October is Down Syndrome Awareness Month.
Down syndrome occurs when a person has three copies of the 21st chromosome. Due to the extra chromosome, people with Down syndrome are more likely to be born with a congenital heart defect, often have eyesight and hearing problems, have low muscle tone, and experience a mild to moderate cognitive delay.
However, individuals with Down syndrome are more alike than different!
They walk, talk, play games, use computers, read, do math, graduate from high school, are reliable employees, get married, drive cars and more.
When my youngest son was born, I didn’t know much about Down syndrome and I was scared for his future. Now that Ben is three years old, I wonder why I was worried. He’s a regular kid – idolizes (and annoys) his siblings, likes basketball and music (you should see him mimic “Let It Go” from Frozen). He has a lively sense of humor, and his smile will light up a room. He has great potential.
When I think about my fears for Ben, I find that I’m not exactly worried about Ben. Instead, I’m worried about other people. Will people make fun of him? Will other kids include him in their playtime? Will someone take advantage of him.
So let me speak to the mom readers who don’t have children with Down syndrome. Here’s what I want you to know:
- Please don’t stare. Smile, yes. Stare, no.
- It’s OK to recognize difference.
- If your daughter comments that Ben’s eyes look funny, or asks why he isn’t talking, she’s making an observation … trying to make sense of something out of the ordinary. You don’t need to be embarrassed or tell her to hush. Instead, I’d like for you to tell your child that everyone learns and develops in their own time. You could say hi to Ben, and you could ask him (or me) what Ben likes to do. I’m sure our kids have something in common.
- Ask questions!
- I’m glad to talk about Ben’s accomplishments – and some of his challenges.
- Think about your language.
- The R Word is hurtful. Don’t use it.
If you and your family want to learn more for Down syndrome awareness month, I highly recommend the following resources:
Just Like You – This video (available for free on youtube) is appropriate for older elementary and up. This includes interviews with three teens who have Down syndrome and three of their typical friends.
We’ll Paint the Octopus Red – This book is good for younger children (preschool through elementary). There’s a good list of questions and answers at the back. For example, children may want to know if you can grow out of Down syndrome or if it is contagious. This book is available at the McAllen Public Library.
Step UP for Down Syndrome – Bring your family to this Down Syndrome Awareness Walk. It’s a family friendly event – music, food, games, arts and crafts. This is a good opportunity to talk to your kids about being a friend to others – regardless of difference.

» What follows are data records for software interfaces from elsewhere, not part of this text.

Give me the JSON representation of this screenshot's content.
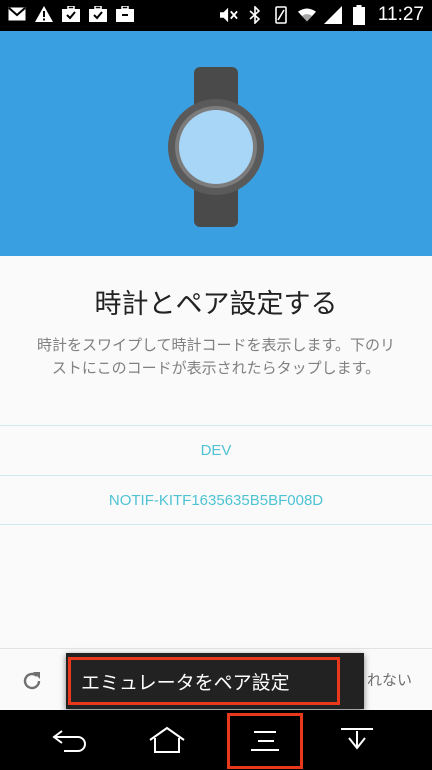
{
  "status_bar": {
    "time": "11:27",
    "left_icons": [
      "gmail-icon",
      "warning-icon",
      "briefcase-check-icon",
      "briefcase-check-icon",
      "briefcase-icon"
    ],
    "right_icons": [
      "mute-icon",
      "bluetooth-icon",
      "vibrate-icon",
      "wifi-icon",
      "signal-icon",
      "battery-icon"
    ]
  },
  "hero": {
    "background": "#3a9fe0"
  },
  "pairing": {
    "title": "時計とペア設定する",
    "description": "時計をスワイプして時計コードを表示します。下のリストにこのコードが表示されたらタップします。",
    "devices": [
      "DEV",
      "NOTIF-KITF1635635B5BF008D"
    ]
  },
  "bottom_bar": {
    "right_partial_text": "れない"
  },
  "popup_menu": {
    "items": [
      "エミュレータをペア設定"
    ]
  },
  "colors": {
    "accent": "#4ec3d3",
    "highlight": "#e8391c"
  }
}
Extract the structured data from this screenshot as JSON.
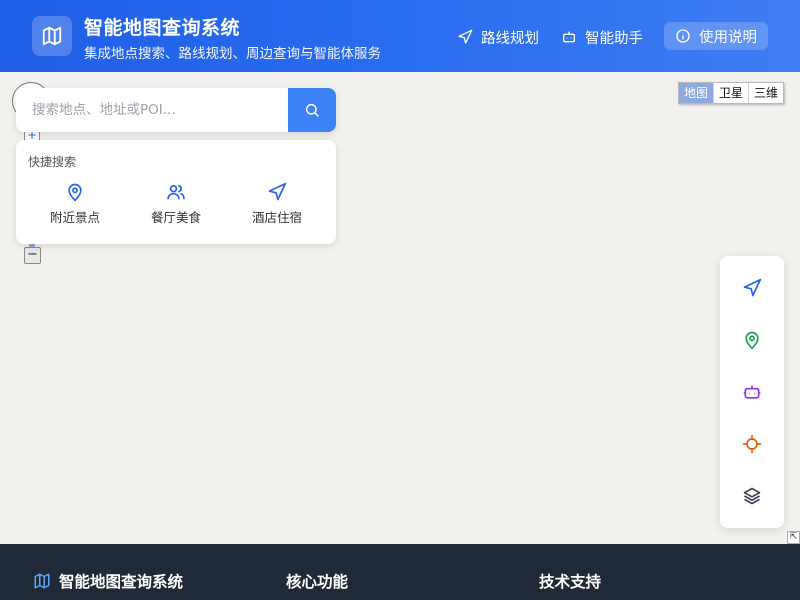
{
  "header": {
    "title": "智能地图查询系统",
    "subtitle": "集成地点搜索、路线规划、周边查询与智能体服务",
    "nav": {
      "route": "路线规划",
      "assistant": "智能助手",
      "help": "使用说明"
    }
  },
  "map_type": {
    "options": [
      "地图",
      "卫星",
      "三维"
    ],
    "selected": "地图"
  },
  "map_controls": {
    "zoom_in": "+",
    "zoom_out": "−",
    "corner_toggle": "⇱"
  },
  "search": {
    "placeholder": "搜索地点、地址或POI..."
  },
  "quick_search": {
    "title": "快捷搜索",
    "items": [
      {
        "label": "附近景点",
        "icon": "map-pin-icon"
      },
      {
        "label": "餐厅美食",
        "icon": "users-icon"
      },
      {
        "label": "酒店住宿",
        "icon": "navigation-icon"
      }
    ]
  },
  "toolbar": {
    "tools": [
      {
        "icon": "navigation-icon",
        "color": "#2563eb"
      },
      {
        "icon": "map-pin-icon",
        "color": "#16a34a"
      },
      {
        "icon": "bot-icon",
        "color": "#9333ea"
      },
      {
        "icon": "locate-icon",
        "color": "#ea580c"
      },
      {
        "icon": "layers-icon",
        "color": "#374151"
      }
    ]
  },
  "footer": {
    "brand": "智能地图查询系统",
    "col1_title": "核心功能",
    "col2_title": "技术支持"
  },
  "colors": {
    "header_start": "#1f5fe6",
    "header_end": "#3e7df2",
    "accent": "#3c82f6",
    "footer_bg": "#1f2937",
    "map_bg": "#f2f1ee"
  }
}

Check out the Rio Grande Valley Down Syndrome Association. You’ll meet many individuals with Down syndrome from around the Valley.